Exercise inputs:
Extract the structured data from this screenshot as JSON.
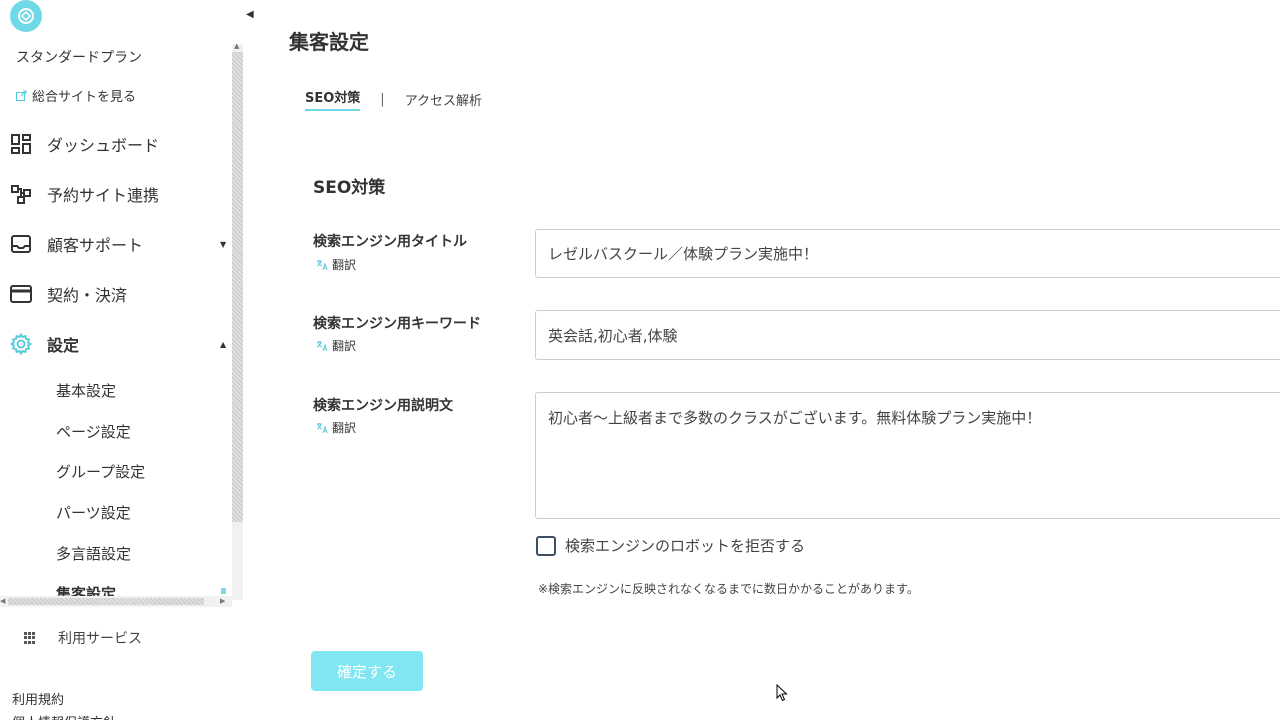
{
  "sidebar": {
    "plan_name": "スタンダードプラン",
    "site_link": "総合サイトを見る",
    "nav": [
      {
        "label": "ダッシュボード",
        "icon": "dashboard-icon"
      },
      {
        "label": "予約サイト連携",
        "icon": "site-link-icon"
      },
      {
        "label": "顧客サポート",
        "icon": "inbox-icon"
      },
      {
        "label": "契約・決済",
        "icon": "credit-card-icon"
      },
      {
        "label": "設定",
        "icon": "gear-icon"
      }
    ],
    "settings_sub": [
      {
        "label": "基本設定"
      },
      {
        "label": "ページ設定"
      },
      {
        "label": "グループ設定"
      },
      {
        "label": "パーツ設定"
      },
      {
        "label": "多言語設定"
      },
      {
        "label": "集客設定"
      }
    ],
    "services": "利用サービス",
    "footer": [
      "利用規約",
      "個人情報保護方針"
    ]
  },
  "main": {
    "title": "集客設定",
    "tabs": [
      {
        "label": "SEO対策",
        "active": true
      },
      {
        "label": "アクセス解析",
        "active": false
      }
    ],
    "tab_separator": "|",
    "section_title": "SEO対策",
    "translate_label": "翻訳",
    "fields": {
      "title": {
        "label": "検索エンジン用タイトル",
        "value": "レゼルバスクール／体験プラン実施中！"
      },
      "keywords": {
        "label": "検索エンジン用キーワード",
        "value": "英会話,初心者,体験"
      },
      "description": {
        "label": "検索エンジン用説明文",
        "value": "初心者～上級者まで多数のクラスがございます。無料体験プラン実施中！"
      }
    },
    "robots_checkbox": {
      "label": "検索エンジンのロボットを拒否する",
      "checked": false
    },
    "note": "※検索エンジンに反映されなくなるまでに数日かかることがあります。",
    "confirm_button": "確定する"
  },
  "colors": {
    "accent": "#6fd9e8",
    "button": "#7fe6f2",
    "text": "#333333"
  }
}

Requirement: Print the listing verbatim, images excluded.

Task result:
Extract the structured data from this screenshot as JSON.
{
  "sidebar": {
    "plan_name": "スタンダードプラン",
    "site_link": "総合サイトを見る",
    "nav": [
      {
        "label": "ダッシュボード",
        "icon": "dashboard-icon"
      },
      {
        "label": "予約サイト連携",
        "icon": "site-link-icon"
      },
      {
        "label": "顧客サポート",
        "icon": "inbox-icon"
      },
      {
        "label": "契約・決済",
        "icon": "credit-card-icon"
      },
      {
        "label": "設定",
        "icon": "gear-icon"
      }
    ],
    "settings_sub": [
      {
        "label": "基本設定"
      },
      {
        "label": "ページ設定"
      },
      {
        "label": "グループ設定"
      },
      {
        "label": "パーツ設定"
      },
      {
        "label": "多言語設定"
      },
      {
        "label": "集客設定"
      }
    ],
    "services": "利用サービス",
    "footer": [
      "利用規約",
      "個人情報保護方針"
    ]
  },
  "main": {
    "title": "集客設定",
    "tabs": [
      {
        "label": "SEO対策",
        "active": true
      },
      {
        "label": "アクセス解析",
        "active": false
      }
    ],
    "tab_separator": "|",
    "section_title": "SEO対策",
    "translate_label": "翻訳",
    "fields": {
      "title": {
        "label": "検索エンジン用タイトル",
        "value": "レゼルバスクール／体験プラン実施中！"
      },
      "keywords": {
        "label": "検索エンジン用キーワード",
        "value": "英会話,初心者,体験"
      },
      "description": {
        "label": "検索エンジン用説明文",
        "value": "初心者～上級者まで多数のクラスがございます。無料体験プラン実施中！"
      }
    },
    "robots_checkbox": {
      "label": "検索エンジンのロボットを拒否する",
      "checked": false
    },
    "note": "※検索エンジンに反映されなくなるまでに数日かかることがあります。",
    "confirm_button": "確定する"
  },
  "colors": {
    "accent": "#6fd9e8",
    "button": "#7fe6f2",
    "text": "#333333"
  }
}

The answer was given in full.